TEL AVIV — Israel's Ministry of Health on Monday began offering a third dose of the Pfizer vaccine to severely immunocompromised adults in what health experts say could be the first phase of an experiment to provide booster shots for older people and the most vulnerable.
The recommendation, published Sunday by the ministry, clarified that the goal of the new program was to raise antibody levels among immunocompromised citizens — including cancer patients and recipients of liver transplants, and others who data shows have recently exhibited weakened vaccine protection — and that it had still not made a decision on administering third shots for the general adult population.
The decision comes as Israel, which was among the fastest to vaccinate and among the first in the world to begin reopening in the spring, is experiencing a surge in new cases, spurred by the prevalence of the more transmissible Delta variant first identified in India.

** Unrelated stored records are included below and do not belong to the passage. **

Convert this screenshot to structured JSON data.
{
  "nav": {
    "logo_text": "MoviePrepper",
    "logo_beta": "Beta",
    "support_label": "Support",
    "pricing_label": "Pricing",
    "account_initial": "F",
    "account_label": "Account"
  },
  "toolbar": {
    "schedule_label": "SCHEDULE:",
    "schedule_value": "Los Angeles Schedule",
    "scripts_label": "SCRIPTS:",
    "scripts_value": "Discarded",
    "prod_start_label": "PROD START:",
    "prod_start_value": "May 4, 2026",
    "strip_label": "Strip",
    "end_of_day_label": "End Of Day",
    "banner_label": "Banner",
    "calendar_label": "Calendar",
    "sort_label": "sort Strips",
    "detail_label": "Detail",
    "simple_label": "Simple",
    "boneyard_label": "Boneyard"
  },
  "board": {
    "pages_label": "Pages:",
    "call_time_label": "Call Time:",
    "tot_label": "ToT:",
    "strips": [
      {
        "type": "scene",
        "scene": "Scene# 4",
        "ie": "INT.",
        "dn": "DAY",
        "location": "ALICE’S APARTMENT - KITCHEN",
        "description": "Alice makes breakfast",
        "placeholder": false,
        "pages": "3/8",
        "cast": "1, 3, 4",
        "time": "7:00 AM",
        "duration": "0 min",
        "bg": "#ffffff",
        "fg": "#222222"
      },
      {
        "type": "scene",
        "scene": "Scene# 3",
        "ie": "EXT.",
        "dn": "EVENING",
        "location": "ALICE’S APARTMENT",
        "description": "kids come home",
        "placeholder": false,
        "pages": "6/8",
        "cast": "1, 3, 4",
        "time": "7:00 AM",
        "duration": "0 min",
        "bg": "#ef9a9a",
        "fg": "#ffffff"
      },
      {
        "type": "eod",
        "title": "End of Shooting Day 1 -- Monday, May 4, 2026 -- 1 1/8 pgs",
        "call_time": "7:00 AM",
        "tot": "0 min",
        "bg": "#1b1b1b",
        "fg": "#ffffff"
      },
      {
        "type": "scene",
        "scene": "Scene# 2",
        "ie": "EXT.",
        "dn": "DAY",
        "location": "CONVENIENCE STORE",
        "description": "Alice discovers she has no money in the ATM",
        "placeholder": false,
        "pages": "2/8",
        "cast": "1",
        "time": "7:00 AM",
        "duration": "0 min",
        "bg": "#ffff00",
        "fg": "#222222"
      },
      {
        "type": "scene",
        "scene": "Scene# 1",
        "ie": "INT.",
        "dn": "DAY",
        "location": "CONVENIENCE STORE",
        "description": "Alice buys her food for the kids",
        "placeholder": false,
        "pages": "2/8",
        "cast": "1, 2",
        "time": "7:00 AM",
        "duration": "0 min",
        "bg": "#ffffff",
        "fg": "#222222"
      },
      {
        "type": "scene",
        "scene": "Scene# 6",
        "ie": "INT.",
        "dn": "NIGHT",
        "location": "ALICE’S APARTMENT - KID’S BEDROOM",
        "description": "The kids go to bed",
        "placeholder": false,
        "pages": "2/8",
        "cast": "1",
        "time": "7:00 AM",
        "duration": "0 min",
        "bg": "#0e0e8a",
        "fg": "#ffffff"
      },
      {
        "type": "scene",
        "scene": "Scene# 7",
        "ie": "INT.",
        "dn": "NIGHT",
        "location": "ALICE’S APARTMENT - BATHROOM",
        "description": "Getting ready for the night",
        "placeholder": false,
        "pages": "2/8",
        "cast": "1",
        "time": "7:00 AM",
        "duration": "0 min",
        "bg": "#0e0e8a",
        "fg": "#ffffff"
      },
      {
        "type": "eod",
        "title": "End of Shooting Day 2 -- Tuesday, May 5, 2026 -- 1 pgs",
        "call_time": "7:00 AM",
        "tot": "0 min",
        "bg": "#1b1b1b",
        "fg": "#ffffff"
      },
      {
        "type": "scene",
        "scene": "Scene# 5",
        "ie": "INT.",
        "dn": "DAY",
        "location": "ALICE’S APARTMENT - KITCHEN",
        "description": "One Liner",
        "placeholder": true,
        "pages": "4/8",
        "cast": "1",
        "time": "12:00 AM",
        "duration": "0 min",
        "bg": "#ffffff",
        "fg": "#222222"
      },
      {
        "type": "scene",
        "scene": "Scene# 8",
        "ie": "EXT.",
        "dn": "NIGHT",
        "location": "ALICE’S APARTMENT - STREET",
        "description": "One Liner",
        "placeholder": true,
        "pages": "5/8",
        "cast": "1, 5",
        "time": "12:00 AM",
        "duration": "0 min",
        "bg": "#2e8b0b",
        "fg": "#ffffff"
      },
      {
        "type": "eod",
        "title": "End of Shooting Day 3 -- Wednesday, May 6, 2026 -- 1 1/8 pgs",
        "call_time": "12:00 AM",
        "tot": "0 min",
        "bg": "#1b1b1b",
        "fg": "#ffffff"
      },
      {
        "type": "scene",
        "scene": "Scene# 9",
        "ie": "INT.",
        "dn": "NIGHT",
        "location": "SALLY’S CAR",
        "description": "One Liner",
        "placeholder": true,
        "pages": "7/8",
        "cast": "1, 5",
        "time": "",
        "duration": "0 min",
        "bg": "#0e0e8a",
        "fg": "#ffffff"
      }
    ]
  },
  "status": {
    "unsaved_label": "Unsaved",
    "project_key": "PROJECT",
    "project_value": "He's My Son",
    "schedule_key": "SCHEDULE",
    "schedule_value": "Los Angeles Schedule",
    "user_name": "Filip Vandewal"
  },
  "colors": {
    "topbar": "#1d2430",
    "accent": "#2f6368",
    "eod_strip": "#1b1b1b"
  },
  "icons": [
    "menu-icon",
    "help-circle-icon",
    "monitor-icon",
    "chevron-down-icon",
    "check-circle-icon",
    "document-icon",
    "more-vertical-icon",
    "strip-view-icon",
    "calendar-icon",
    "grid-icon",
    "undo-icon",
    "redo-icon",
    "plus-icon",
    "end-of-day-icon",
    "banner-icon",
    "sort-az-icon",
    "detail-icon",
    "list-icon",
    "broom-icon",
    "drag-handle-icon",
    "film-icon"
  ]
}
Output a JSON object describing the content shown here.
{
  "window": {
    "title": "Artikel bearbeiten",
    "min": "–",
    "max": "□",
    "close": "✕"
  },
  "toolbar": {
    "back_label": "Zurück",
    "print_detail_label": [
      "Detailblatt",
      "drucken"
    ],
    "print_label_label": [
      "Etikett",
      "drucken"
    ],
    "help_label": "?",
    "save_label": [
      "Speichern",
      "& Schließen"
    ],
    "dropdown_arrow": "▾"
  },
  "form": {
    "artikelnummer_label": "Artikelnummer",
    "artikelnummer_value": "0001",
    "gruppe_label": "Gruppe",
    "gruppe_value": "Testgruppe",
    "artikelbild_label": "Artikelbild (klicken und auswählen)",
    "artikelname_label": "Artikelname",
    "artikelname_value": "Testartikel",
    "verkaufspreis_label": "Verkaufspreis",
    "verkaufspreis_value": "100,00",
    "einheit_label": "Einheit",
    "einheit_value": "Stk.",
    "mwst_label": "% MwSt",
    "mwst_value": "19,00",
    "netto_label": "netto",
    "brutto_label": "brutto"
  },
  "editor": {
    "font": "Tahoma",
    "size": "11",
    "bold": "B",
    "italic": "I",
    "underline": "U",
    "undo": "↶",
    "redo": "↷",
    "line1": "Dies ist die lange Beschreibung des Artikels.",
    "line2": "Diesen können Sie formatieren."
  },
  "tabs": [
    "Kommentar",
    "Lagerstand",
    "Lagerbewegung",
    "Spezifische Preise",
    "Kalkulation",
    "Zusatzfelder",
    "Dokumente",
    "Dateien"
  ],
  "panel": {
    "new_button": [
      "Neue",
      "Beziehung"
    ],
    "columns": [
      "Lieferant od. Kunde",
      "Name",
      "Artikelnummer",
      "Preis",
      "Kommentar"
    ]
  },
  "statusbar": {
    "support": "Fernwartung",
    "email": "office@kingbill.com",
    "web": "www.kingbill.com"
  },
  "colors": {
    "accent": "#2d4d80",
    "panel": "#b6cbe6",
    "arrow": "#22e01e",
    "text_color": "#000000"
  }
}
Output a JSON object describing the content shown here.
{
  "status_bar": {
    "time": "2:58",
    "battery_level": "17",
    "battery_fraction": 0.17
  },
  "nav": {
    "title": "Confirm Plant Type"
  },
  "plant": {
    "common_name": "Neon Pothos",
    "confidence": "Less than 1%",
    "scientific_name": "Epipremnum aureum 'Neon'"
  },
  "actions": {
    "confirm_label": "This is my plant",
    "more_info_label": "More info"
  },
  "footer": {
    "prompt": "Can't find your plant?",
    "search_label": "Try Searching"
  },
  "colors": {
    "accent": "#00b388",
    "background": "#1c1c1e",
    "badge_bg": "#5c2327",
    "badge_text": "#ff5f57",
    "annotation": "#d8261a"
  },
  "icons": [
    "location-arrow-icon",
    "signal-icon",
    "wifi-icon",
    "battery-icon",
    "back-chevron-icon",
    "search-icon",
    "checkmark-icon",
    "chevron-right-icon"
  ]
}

Over the past month, infection rates in Israel have spiked from single digits to around 450 a day.
Pfizer and its partner BioNTech have consistently published data from Israel as a test case for the rest of the world. The most recent studies show that the Pfizer vaccine remains effective against the Delta variant in preventing hospitalizations and serious illness, though it also has shown declining effectiveness at preventing milder cases. The company said Thursday it will ask U.S. and European regulators within weeks to authorize booster shots.
Israeli Prime Minister Naftali Bennett announced he has coordinated a fast-tracked delivery of the next batch of Pfizer doses to arrive Aug. 1, to allow the country to replenish its dwindling supplies and continue its campaign to inoculate 12- to 15-year-olds.
Eyal Leshem, an infectious-disease specialist at Sheba Medical Center, said that while Israel's Health Ministry would likely not make a third shot available to the general public any time soon, this move may open the path toward targeting specific vulnerable populations who are known to have reduced protection when compared with the healthy population.
He said that vaccine hesitancy and lack of access to the vaccine around the globe, including in the nearby Palestinian territories, remain persistent challenges that would prevent general booster shots from becoming health policy, but that policies could continue to change as the virus continues to mutate and countries continue to open up.
"A possible scenario is that as the virus mutates and changes, the vaccines will be modified accordingly, and boosters will enhance immunity against circulating viruses," he said.